In the following situation we find how Imam Bediuzzaman uses ‘the outrage of the Ummah’ in a well balanced and constructive way. It was a time when the powerful Khilafah Uthmaniyah (Ottoman Empire), had disintegrated into pieces and the Ummah was left to wander without a political leadership. Istanbul, the Darul Khilafah (The Seat of Caliphate) was occupied by the British and the morale of the people was found in its lowest ebb. Even the Ulema (religious scholars) too were mentally shaken and showing signs of appeasement towards the British. Imam Bediuzzaman was not able to tolerate the insolence of the British, and in the meantime he did not possess any power to retaliate. In the following encounter he found a rare opportunity to spit at the British:
‘One time, when the British had destroyed the guns on the Bosporus and had invaded Istanbul, the chief cleric of the Anglican Church, which is that country’s highest religious authority, asked the Sheikhul Islam’s Office six questions about religion. I was a member of Darul Hikmah Al Islamiyah at the time and they said to me: ‘You answer them!’ They wanted a six hundred-word reply to the six questions. I said: I shall answer not with six hundred words, nor with six words, and not even with one word, but with a handful of spit! Because, you can see, the moment they stepped ashore here, their chief arrogantly started asking us questions. What has to be done in the face of this is to spit in his face. So spit in the face of that merciless tyrant!.
This action of his should in no way be construed as preventing peoples’ access to the Truth, nor as not restraining his anger. Doubtless, it’s not allowed for a Muslim to prevent Islamic knowledge reaching to people. However, in this context, the intent of the British was malicious and in such situations, a Muslim preacher can use the most appropriate psychology to rebuff.
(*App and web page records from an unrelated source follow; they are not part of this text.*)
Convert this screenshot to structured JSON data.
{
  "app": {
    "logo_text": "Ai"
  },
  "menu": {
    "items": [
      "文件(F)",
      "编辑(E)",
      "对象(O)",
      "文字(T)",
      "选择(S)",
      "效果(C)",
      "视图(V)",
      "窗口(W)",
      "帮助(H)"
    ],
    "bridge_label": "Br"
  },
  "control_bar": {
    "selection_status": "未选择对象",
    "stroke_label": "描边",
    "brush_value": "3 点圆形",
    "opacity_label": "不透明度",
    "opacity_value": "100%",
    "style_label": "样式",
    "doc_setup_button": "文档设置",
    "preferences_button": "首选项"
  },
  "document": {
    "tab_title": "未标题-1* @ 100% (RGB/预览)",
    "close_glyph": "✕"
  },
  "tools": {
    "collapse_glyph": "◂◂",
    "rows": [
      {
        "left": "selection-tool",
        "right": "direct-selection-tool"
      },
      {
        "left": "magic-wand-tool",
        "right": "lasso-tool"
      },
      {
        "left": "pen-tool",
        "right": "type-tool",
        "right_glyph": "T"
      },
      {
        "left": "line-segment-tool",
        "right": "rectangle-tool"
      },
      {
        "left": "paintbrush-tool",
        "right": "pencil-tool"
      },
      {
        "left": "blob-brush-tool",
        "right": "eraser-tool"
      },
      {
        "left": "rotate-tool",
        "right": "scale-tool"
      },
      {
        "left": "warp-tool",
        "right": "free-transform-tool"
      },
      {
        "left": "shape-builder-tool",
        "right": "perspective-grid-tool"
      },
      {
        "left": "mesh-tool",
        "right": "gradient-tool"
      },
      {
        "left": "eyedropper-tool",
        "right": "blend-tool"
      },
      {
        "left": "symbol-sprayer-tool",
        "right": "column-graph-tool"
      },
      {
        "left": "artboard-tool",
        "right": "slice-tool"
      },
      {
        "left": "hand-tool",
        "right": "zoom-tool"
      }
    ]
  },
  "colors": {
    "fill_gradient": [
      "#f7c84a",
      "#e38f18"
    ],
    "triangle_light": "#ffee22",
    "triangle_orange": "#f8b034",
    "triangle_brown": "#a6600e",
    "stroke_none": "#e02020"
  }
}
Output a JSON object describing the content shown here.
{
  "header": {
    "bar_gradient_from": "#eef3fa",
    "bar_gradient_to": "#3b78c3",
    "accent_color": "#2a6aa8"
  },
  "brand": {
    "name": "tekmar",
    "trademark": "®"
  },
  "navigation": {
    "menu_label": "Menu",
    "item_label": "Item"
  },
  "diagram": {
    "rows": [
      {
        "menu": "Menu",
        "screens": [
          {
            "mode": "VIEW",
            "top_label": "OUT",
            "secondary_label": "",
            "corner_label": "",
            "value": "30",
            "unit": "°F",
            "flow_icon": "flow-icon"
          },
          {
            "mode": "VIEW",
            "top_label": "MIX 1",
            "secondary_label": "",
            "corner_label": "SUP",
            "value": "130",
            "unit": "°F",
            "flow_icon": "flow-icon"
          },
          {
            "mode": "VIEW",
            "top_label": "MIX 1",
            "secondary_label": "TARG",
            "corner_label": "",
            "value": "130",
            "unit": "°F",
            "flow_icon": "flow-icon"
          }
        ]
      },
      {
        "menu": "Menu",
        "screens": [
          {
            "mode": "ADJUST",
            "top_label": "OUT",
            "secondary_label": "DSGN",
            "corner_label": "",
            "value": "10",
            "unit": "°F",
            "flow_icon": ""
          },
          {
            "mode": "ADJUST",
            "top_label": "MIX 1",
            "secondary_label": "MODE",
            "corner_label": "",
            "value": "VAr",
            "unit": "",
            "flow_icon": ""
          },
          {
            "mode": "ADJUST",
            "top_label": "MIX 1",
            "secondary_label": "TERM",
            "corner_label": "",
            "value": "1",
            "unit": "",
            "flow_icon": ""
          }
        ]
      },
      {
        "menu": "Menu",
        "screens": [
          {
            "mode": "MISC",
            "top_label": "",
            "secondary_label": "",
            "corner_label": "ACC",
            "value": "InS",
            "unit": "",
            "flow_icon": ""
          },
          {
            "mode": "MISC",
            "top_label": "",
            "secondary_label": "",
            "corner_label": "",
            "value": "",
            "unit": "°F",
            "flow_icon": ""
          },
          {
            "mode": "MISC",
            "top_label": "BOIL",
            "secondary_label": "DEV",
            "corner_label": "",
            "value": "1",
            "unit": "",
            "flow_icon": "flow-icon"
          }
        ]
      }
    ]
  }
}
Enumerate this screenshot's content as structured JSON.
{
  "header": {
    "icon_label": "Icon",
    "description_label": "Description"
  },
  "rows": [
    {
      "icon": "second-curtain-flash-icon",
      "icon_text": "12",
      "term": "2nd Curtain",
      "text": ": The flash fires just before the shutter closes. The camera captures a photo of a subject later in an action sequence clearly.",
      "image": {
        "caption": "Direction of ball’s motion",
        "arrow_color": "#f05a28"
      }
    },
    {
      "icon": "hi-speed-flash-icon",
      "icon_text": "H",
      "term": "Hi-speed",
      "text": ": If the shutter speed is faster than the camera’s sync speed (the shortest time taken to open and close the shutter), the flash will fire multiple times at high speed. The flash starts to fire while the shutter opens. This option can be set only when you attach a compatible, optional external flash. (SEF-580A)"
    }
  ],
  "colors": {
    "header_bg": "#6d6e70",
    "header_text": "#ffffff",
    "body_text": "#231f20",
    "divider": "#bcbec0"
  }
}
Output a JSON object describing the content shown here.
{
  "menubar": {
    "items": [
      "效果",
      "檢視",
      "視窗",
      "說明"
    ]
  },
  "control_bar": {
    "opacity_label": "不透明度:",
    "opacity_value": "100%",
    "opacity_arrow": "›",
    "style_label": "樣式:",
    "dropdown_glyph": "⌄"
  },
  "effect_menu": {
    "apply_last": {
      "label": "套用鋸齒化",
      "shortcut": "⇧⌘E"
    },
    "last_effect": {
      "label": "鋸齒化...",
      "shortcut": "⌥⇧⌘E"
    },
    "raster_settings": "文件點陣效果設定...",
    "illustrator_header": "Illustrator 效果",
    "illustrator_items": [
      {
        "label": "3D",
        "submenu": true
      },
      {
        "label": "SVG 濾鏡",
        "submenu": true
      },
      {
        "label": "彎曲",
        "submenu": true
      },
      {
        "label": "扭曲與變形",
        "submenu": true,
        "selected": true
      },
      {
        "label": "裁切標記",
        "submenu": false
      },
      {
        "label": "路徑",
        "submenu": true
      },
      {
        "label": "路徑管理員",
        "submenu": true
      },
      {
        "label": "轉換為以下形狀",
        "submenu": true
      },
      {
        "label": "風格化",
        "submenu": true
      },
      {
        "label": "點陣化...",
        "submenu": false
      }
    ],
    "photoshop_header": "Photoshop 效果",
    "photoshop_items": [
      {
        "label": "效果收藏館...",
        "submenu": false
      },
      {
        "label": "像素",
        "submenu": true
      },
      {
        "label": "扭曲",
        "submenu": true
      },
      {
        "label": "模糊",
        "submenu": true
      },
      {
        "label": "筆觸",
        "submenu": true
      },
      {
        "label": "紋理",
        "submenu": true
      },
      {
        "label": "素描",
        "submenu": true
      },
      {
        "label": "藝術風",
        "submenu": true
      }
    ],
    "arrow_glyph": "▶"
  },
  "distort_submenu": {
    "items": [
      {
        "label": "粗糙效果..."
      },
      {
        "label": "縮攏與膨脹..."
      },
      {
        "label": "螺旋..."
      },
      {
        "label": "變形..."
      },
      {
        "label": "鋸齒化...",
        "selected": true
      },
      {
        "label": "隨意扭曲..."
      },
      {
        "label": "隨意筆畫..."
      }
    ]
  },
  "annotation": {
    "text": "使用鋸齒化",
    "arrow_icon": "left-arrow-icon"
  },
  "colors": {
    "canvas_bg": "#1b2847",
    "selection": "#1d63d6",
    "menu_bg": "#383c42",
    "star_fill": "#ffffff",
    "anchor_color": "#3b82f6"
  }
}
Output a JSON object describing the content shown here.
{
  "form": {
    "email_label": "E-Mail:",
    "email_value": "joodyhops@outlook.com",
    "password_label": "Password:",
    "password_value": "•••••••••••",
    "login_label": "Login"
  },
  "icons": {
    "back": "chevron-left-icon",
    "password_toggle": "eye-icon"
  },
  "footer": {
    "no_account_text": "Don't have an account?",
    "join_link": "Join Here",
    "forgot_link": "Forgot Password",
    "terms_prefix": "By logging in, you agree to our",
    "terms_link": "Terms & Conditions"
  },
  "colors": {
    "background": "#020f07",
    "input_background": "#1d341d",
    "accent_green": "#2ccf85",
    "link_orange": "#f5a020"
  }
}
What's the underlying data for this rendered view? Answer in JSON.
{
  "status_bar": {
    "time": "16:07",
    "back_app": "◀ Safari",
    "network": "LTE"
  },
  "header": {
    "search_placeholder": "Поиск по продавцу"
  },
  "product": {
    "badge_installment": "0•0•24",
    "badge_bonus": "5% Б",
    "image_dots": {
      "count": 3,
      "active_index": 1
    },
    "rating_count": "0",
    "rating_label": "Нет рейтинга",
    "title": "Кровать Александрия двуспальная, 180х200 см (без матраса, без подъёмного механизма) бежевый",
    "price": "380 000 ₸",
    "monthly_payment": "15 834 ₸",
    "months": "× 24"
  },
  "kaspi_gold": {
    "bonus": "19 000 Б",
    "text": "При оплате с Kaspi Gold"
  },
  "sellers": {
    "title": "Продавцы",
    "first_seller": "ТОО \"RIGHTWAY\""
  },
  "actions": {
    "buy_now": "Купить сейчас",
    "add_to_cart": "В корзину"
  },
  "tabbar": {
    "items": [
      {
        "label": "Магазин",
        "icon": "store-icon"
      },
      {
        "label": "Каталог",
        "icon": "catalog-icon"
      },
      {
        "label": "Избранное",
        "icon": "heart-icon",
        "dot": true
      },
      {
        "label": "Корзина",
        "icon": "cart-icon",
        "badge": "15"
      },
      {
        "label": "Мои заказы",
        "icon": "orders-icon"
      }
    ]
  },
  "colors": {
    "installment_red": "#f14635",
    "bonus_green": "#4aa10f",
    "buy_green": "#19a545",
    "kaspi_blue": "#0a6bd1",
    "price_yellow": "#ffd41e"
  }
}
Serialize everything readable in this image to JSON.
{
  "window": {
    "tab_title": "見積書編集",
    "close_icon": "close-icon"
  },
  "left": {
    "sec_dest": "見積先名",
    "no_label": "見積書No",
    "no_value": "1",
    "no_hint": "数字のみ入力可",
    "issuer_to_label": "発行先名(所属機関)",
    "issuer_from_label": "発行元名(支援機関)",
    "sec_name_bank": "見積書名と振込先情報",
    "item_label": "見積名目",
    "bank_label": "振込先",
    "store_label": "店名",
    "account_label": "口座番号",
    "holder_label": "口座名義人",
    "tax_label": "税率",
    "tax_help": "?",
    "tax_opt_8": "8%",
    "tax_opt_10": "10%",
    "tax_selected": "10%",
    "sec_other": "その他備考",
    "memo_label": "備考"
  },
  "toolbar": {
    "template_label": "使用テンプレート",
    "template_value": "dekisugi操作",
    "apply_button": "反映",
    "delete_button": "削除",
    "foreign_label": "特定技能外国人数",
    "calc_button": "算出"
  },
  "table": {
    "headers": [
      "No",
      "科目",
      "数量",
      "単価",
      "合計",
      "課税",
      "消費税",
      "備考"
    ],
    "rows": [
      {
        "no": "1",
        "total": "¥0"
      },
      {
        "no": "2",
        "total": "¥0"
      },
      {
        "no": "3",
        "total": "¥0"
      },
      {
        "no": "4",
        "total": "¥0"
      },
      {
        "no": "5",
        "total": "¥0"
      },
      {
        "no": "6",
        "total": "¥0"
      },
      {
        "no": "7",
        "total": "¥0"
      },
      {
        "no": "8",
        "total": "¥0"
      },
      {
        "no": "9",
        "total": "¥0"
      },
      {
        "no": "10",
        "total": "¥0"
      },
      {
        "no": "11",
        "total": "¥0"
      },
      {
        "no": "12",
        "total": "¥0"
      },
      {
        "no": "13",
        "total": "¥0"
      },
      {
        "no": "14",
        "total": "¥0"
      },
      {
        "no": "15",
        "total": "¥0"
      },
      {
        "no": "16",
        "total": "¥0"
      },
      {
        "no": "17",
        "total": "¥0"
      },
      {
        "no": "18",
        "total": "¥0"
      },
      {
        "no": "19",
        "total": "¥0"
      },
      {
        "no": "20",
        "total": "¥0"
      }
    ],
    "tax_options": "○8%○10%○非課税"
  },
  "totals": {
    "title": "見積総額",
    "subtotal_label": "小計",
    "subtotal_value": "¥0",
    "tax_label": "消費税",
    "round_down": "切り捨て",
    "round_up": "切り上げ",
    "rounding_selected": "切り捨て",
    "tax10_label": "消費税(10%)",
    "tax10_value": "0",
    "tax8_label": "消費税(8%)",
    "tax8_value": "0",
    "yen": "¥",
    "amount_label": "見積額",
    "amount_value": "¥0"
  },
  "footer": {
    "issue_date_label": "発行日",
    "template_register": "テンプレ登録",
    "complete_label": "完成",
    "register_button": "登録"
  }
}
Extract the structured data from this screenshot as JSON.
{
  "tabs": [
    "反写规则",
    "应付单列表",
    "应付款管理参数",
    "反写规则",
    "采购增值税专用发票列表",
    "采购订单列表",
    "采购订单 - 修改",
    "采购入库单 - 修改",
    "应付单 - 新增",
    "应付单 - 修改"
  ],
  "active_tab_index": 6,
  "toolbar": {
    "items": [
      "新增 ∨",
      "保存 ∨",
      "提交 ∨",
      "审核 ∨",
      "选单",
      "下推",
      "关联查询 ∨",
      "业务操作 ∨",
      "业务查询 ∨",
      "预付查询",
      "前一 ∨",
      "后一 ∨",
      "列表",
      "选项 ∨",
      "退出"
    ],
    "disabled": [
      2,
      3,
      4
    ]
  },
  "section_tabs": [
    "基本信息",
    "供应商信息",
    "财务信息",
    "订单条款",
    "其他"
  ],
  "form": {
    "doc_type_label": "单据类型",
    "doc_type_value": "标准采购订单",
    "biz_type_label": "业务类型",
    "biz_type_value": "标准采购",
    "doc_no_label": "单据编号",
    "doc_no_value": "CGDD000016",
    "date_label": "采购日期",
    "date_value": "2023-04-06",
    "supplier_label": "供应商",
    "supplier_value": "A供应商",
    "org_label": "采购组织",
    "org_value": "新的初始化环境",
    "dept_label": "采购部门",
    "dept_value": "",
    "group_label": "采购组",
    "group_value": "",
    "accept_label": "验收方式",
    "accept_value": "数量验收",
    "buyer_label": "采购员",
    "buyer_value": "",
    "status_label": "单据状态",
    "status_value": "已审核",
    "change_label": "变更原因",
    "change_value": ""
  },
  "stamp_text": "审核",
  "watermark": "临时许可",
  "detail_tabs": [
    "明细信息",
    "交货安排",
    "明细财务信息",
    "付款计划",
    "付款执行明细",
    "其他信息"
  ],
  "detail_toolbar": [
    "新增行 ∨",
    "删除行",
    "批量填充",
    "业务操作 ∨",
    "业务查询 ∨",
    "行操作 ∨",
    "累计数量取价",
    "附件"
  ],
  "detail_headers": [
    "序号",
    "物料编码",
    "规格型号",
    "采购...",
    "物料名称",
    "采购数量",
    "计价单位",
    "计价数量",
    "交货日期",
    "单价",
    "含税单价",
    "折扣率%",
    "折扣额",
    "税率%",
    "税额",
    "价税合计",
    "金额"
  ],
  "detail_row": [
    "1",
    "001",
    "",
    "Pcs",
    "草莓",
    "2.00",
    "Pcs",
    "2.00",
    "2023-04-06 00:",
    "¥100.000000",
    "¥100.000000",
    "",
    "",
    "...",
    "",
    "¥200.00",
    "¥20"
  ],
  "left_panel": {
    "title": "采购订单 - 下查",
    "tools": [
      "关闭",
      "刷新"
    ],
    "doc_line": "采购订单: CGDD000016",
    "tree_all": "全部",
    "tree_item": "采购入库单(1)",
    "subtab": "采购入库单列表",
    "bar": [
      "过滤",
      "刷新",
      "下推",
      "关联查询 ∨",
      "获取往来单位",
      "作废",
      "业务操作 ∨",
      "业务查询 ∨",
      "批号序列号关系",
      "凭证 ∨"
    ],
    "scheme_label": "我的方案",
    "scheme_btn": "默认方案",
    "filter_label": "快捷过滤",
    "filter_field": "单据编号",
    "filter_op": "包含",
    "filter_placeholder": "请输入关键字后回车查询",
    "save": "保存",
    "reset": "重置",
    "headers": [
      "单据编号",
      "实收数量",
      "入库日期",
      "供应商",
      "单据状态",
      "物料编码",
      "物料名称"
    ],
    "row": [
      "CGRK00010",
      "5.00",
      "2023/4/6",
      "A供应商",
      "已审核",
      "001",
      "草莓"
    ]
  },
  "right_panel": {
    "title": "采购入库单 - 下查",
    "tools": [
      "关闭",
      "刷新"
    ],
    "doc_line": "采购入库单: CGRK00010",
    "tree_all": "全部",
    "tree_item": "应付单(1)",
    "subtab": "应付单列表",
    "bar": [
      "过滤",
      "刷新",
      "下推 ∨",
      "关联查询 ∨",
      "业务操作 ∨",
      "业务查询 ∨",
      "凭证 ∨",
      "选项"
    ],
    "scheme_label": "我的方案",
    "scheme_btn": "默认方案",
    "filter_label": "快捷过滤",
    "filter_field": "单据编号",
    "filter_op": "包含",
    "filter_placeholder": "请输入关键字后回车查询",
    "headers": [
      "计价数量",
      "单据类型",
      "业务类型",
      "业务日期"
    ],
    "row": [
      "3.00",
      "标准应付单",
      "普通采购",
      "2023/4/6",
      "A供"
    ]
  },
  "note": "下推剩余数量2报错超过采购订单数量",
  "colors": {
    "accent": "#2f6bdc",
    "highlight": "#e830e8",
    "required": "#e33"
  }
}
The Qur’an advises the Prophet (PBUH) on how to behave in such situations:
‘When the hypocrites come to you, they say: “We bear witness that you are certainly Allah’s Messenger.” Allah certainly knows that you are His Messenger. But Allah also bears witness that the hypocrites are utter liars!
Imam Bediuzzaman explained his management of bravery as follows:
‘Surely Said shall not hit with a handle-broken staff; in his tongue there is a diamond sword made of the miraculous Qur’an; he shall certainly use that sword’
His bravery drove him to speak in lucid and straight forward language. He said in the Denizli court in one of his defences: ‘Surely millions of heads have been sacrificed for the sacred truth and let our heads too be sacrificed; even if you ignite the entire world with fire on our heads, that have been sacrificed to the truth of the Qur’an, they shall not bow down nor submit to the atheists’.
This stance of his resembles the Prophet’s (PBUH) encounter with his uncle, Abu Talib, who under immense pressure from the Quraish leaders tried to find a way out to the problem of the Prophet’s mission and tried to persuade his nephew to forgo his preaching. The Prophet (PBUH) replied him this way: ‘O my uncle, by God, if they were to place the sun in my right hand and the moon in my left, and ask me to abandon this course, I would not turn from it until God makes it victorious or I perish therein’.
(Excerpt from the author’s book, ‘The Positive Warrior’- Thrilling Leadership Lessons from the Life of Imam Bediuzzaman Said Nursi)
 Surah Al Imran:134
 Ihsan Qasim Assalihi – ibid, p128
 Sukran Vahide – ibid, p172
 Surah Al Munafiqun:1
 Ihsan Qasim Assalihi – ibid, p221
 Ibid – p331
 Seerah Ibnu Hisham, Vol-1